One of Woolf’s most unusual books, The Waves reads more like a prose poem than a novel. The narration is delivered by a six-person chorus — Bernard, Susan, Rhoda, Neville, Louis, and Jinny — as they progress from childhood to adulthood together. Despite the choral narration and the friendships between the characters, The Waves has a pronounced sense of disconnection and isolation. Her work commonly emphasizes the wealth of the interior and the difficulty (or fear) of sharing that interior life with others, and the lyrical form of this work underscores this sentiment. Each character gives voice to their most private moments of rapture and horror, creating a mood of vulnerability and often loneliness, and the fragmented movement of the story echoes the stream of one’s internal thoughts. Woolf creates a strange and poetic world focused almost entirely on the interior world, rather than the external.
25. The Brief Wondrous Life of Oscar Wao by Junot Diaz
Diaz doesn’t tiptoe around the nature of his chubby, nerdy protagonist: “Oscar,” he writes, “was a social introvert who trembled with fear during gym class.” It’s popular Junior who narrates the story, giving us the unusual perspective of an apparent extrovert observing minutely the life of an introvert. Though Oscar actually craves interpersonal intimacy — specifically a girlfriend — the general social scene holds only fear for him. Comfort means reading sci-fi or writing pages and pages of elaborate fantasy stories. Oscar Wao probes the painful dilemma of the shy introvert: He longs for deep relationships, but doesn’t have the ease with casual socializing that might lead to one (a problem only complicated by his conventionally unappealing looks and niche interests).
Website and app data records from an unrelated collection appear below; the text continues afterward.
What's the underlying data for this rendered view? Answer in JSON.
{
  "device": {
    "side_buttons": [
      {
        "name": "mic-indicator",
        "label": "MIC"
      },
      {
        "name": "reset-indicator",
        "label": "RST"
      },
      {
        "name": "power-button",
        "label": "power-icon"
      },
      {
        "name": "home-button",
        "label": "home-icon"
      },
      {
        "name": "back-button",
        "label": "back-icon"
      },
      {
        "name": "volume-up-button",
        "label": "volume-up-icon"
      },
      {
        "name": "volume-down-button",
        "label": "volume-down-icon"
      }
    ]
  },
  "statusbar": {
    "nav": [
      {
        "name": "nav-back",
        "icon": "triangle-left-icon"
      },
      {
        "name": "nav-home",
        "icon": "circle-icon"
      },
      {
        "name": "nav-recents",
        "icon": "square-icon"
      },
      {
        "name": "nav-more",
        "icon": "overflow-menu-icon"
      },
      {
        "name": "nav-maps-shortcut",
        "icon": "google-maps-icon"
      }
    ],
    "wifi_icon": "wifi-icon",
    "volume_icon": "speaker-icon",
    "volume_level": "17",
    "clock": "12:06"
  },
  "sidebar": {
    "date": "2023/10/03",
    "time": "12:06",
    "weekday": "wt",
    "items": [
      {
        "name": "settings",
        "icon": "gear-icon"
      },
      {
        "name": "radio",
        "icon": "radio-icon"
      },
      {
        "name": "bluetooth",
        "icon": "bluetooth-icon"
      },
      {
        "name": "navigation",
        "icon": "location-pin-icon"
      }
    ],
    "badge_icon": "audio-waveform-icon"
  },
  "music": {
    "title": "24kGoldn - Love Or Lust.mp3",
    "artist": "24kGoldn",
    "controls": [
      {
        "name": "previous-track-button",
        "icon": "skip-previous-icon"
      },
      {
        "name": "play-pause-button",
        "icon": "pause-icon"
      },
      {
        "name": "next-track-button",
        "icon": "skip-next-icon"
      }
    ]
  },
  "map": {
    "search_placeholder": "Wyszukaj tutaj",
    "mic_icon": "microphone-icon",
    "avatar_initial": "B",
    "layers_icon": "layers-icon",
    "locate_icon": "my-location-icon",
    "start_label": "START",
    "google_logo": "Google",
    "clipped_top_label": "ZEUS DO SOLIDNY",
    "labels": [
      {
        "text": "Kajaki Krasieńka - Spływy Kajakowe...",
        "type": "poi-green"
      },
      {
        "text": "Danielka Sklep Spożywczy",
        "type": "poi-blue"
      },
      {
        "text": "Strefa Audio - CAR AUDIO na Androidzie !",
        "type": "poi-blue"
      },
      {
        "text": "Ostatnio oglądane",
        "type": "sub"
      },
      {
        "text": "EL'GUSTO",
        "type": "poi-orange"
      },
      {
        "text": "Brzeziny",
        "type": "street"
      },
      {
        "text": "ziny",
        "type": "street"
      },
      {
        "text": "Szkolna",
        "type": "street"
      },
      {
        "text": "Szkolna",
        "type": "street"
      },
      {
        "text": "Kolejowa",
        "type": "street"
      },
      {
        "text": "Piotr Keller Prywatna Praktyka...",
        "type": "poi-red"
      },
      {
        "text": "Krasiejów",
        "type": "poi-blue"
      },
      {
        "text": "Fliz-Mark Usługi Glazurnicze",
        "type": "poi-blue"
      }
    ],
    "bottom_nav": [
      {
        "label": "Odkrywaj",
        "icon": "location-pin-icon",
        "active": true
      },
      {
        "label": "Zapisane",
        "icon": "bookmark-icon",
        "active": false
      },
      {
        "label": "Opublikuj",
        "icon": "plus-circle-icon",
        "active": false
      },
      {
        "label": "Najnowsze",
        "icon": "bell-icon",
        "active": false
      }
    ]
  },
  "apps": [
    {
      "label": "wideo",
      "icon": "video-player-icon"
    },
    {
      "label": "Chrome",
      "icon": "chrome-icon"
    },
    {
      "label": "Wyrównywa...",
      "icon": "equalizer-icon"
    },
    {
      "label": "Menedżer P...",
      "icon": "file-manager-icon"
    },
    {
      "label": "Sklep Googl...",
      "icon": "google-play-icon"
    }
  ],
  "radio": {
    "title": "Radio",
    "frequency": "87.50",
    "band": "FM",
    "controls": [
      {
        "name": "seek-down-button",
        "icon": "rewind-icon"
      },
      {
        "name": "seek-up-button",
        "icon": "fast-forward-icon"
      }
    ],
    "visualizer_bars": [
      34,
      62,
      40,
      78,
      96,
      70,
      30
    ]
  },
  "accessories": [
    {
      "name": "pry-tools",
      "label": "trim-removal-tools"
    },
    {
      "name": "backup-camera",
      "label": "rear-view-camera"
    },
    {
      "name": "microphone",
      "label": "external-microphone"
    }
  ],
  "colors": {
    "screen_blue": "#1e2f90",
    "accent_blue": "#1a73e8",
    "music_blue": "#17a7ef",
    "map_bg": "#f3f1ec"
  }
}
26. Swann’s Way by Marcel Proust
The sensitive, observant narrator of Proust’s classic novel shares his inner life and recollections with us so thoroughly that we seem to be inside his mind. He recalls with great fondness the simplest of pleasures — even the taste of a madeleine in tea is so powerful to him that it can trigger waves of nostalgia — suggesting that he is acutely affected by everything in his environment. His attachments are fervent, and he can’t even fall asleep happily as a child without a kiss goodnight from his mother. Meanwhile, the prose moves deliberately, carefully, showing a dedication to careful thought. Perhaps most importantly, you have to be eager to spend hours and hours alone with a book in order to finish this novel — it’s a long one.
We hope you’ve enjoyed this list of books introverts should read!